As a full-time Community Manager the average salary as surveyed in January 2012 here was $51,647. In my research, however, I’ve found that an entry-level Community Manager will earn a salary range of approximately $35,000 to $42,000 per year. An experienced Community Manager can earn $50,000 to $60,000 per year, while $100,000 isn’t unattainable for an experienced Community Manager in a mid-large sized organization.
A Very Hot Job
The Community Manager is one of today’s hot jobs. Companies are hiring Community Manager’s faster than ever but the competition is even stronger. To be successful as a Community Manager you must really get social. Here’s a re-cap of the top skills demanded:
- Be a Social Media Power User
- Create Epic Content
- Listen to Users
- Speak to Users (Evangelize the brand)

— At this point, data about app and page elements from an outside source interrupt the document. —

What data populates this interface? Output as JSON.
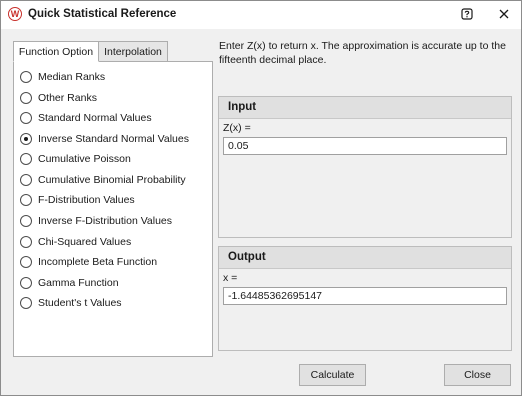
{
  "window": {
    "title": "Quick Statistical Reference",
    "app_icon_letter": "W"
  },
  "tabs": [
    {
      "label": "Function Option",
      "active": true
    },
    {
      "label": "Interpolation",
      "active": false
    }
  ],
  "function_options": [
    {
      "label": "Median Ranks",
      "checked": false
    },
    {
      "label": "Other Ranks",
      "checked": false
    },
    {
      "label": "Standard Normal Values",
      "checked": false
    },
    {
      "label": "Inverse Standard Normal Values",
      "checked": true
    },
    {
      "label": "Cumulative Poisson",
      "checked": false
    },
    {
      "label": "Cumulative Binomial Probability",
      "checked": false
    },
    {
      "label": "F-Distribution Values",
      "checked": false
    },
    {
      "label": "Inverse F-Distribution Values",
      "checked": false
    },
    {
      "label": "Chi-Squared Values",
      "checked": false
    },
    {
      "label": "Incomplete Beta Function",
      "checked": false
    },
    {
      "label": "Gamma Function",
      "checked": false
    },
    {
      "label": "Student's t Values",
      "checked": false
    }
  ],
  "description": "Enter Z(x) to return x. The approximation is accurate up to the fifteenth decimal place.",
  "input": {
    "header": "Input",
    "label": "Z(x) =",
    "value": "0.05"
  },
  "output": {
    "header": "Output",
    "label": "x =",
    "value": "-1.64485362695147"
  },
  "buttons": {
    "calculate": "Calculate",
    "close": "Close"
  },
  "colors": {
    "brand": "#c8302b",
    "dialog_bg": "#f0f0f0",
    "group_header_bg": "#e0e0e0"
  }
}
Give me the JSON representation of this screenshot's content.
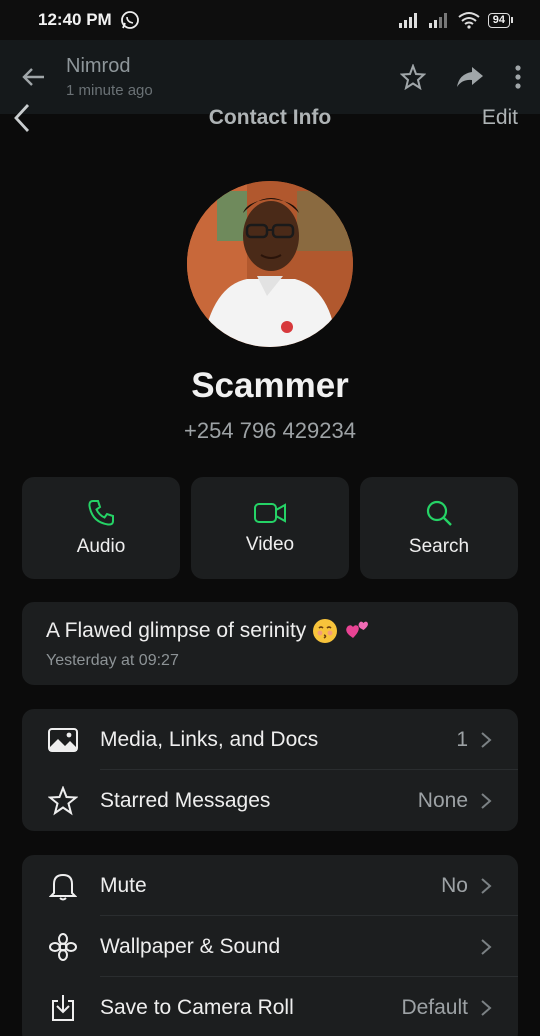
{
  "status": {
    "time": "12:40 PM",
    "battery": "94"
  },
  "chat": {
    "name": "Nimrod",
    "last_seen": "1 minute ago"
  },
  "nav": {
    "title": "Contact Info",
    "edit": "Edit"
  },
  "profile": {
    "name": "Scammer",
    "phone": "+254 796 429234"
  },
  "actions": [
    {
      "label": "Audio",
      "icon": "phone-icon"
    },
    {
      "label": "Video",
      "icon": "video-icon"
    },
    {
      "label": "Search",
      "icon": "search-icon"
    }
  ],
  "about": {
    "text": "A Flawed glimpse of serinity",
    "date": "Yesterday at 09:27"
  },
  "group1": [
    {
      "label": "Media, Links, and Docs",
      "value": "1",
      "icon": "image-icon"
    },
    {
      "label": "Starred Messages",
      "value": "None",
      "icon": "star-icon"
    }
  ],
  "group2": [
    {
      "label": "Mute",
      "value": "No",
      "icon": "bell-icon"
    },
    {
      "label": "Wallpaper & Sound",
      "value": "",
      "icon": "flower-icon"
    },
    {
      "label": "Save to Camera Roll",
      "value": "Default",
      "icon": "download-icon"
    }
  ],
  "colors": {
    "accent": "#25d366",
    "background": "#0b0b0b",
    "card": "#1c1e1f"
  }
}
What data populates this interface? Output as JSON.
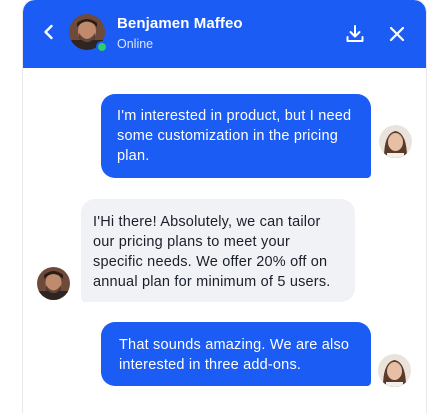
{
  "header": {
    "contact_name": "Benjamen Maffeo",
    "status": "Online",
    "icons": {
      "back": "chevron-left-icon",
      "download": "download-icon",
      "close": "close-icon"
    },
    "colors": {
      "brand": "#1a5cf4",
      "online": "#2ecc71"
    }
  },
  "messages": [
    {
      "direction": "outgoing",
      "text": "I'm interested in product, but I need some customization in the pricing plan."
    },
    {
      "direction": "incoming",
      "text": "I'Hi there! Absolutely, we can tailor our pricing plans to meet your specific needs. We offer 20% off on annual plan for minimum of 5 users."
    },
    {
      "direction": "outgoing",
      "text": "That sounds amazing. We are also interested in three add-ons."
    }
  ]
}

Being a successful Community Manager is a great stepping stone to more senior roles. Director of Community, Director of Customer Success, or senior Marketing roles are all well within reach. The skills learned in this role make the Community Manager an invaluable asset to any organization.
“To me, the Community Manager is like an intersection. You’re a guide to get people where they want to go. You point the direction and help them get there. And you may even influence the direction they go.”
– Community Manager wishing to remain Anonymous.
- Community Manager Engagement Tips
- The 2012 Community Manager Report Infographic
- Data: Composition of a Corporate Social Media Team
- The 2012 Community Manager Report
- Community management: The ‘essential’ capability of successful Enterprise 2.0 efforts
- Understanding the Community/Evangelist Role
- The Four Tenets of the Community Manager
- A Day In The Life Of A Community Manager – A Chat With Phoebe Venkat